Style plays a non-negligible role in Lamnyam’s narrative and calls for a comment. She writes in a conversational fashion, opting for words that do not create room for double entendre. Her recourse to a non-erudite style of writing makes her work accessible to the learned and not so learned, the initiated and the neophyte. Her diction is commonplace and poses no comprehension challenges what-so-ever. This is a masterpiece that should be on the reading list of all philosophy courses nationwide. I thought I noticed a few very light-hearted authorial impositions in the narrative; however these moments of interjections from Lamnyam do not cause any prejudice to the overall flow of the narrative.

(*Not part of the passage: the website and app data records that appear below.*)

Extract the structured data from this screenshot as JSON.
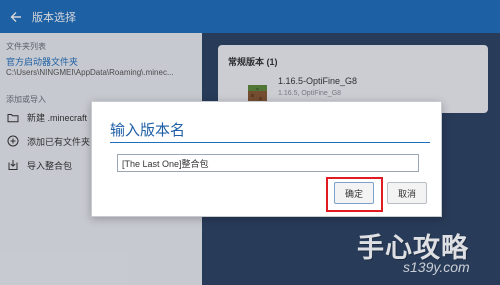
{
  "window": {
    "title": "版本选择"
  },
  "sidebar": {
    "folder_list_label": "文件夹列表",
    "official_folder": {
      "name": "官方启动器文件夹",
      "path": "C:\\Users\\NINGMEI\\AppData\\Roaming\\.minec..."
    },
    "add_import_label": "添加或导入",
    "items": [
      {
        "label": "新建 .minecraft",
        "icon": "folder-icon"
      },
      {
        "label": "添加已有文件夹",
        "icon": "plus-circle-icon"
      },
      {
        "label": "导入整合包",
        "icon": "import-icon"
      }
    ]
  },
  "versions": {
    "section_title": "常规版本 (1)",
    "items": [
      {
        "name": "1.16.5-OptiFine_G8",
        "subtitle": "1.16.5, OptiFine_G8",
        "icon": "grass-block-icon"
      }
    ]
  },
  "dialog": {
    "title": "输入版本名",
    "input_value": "[The Last One]整合包",
    "ok_label": "确定",
    "cancel_label": "取消",
    "highlight_color": "#e11b22"
  },
  "watermark": {
    "main": "手心攻略",
    "sub": "s139y.com"
  },
  "colors": {
    "accent": "#1f6fbf",
    "sidebar_bg": "#eef0f4",
    "panel_bg": "#2d4262"
  }
}
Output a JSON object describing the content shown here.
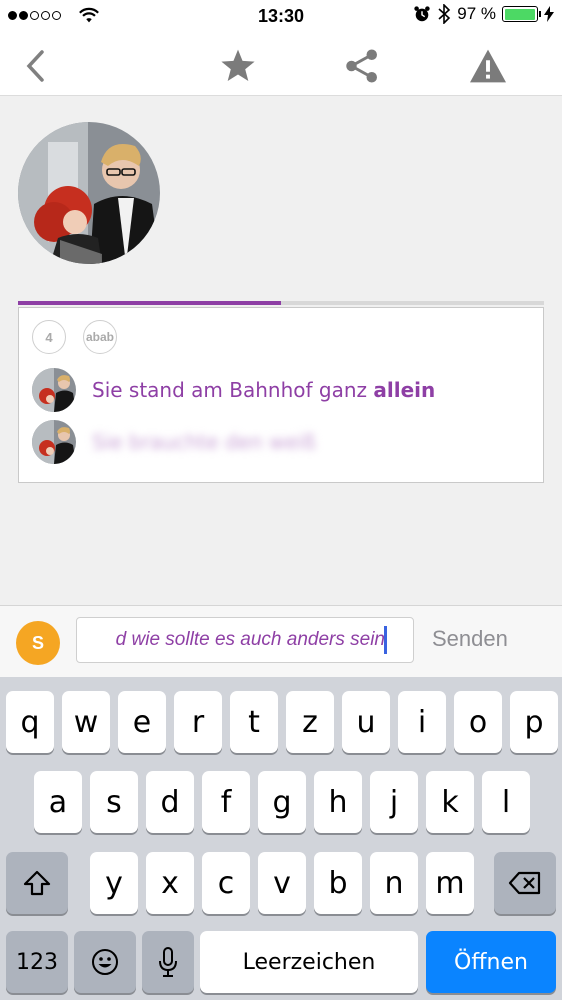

The translation of orality into the written word is a noteworthy aspect of Lamnyam’s writing style. She uses poetics like the one on pages 41-42 to communicate culture-specific messages. Proverbs, these pithy wise sayings that communicate profound messages, populate Lamnyam’s written work.
In a nutshell, Strive to be Happy is a hybrid text that combines aphorisms, proverbs, and desiderata to produce a poly-semantic work that appeals to readers across social strata. The plurality of themes broached in the book constitutes one of its unique strengths. I would recommend this work for inclusion in the required readings of college-level psychology courses. The uniqueness of this book resides in its accessibility to all age groups.
About the reviewer
Dr. Peter Vakunta is Professor French and Francophone Literature at the University of Indianapolis, United States of America. He is chair of the Department of Modern Languages.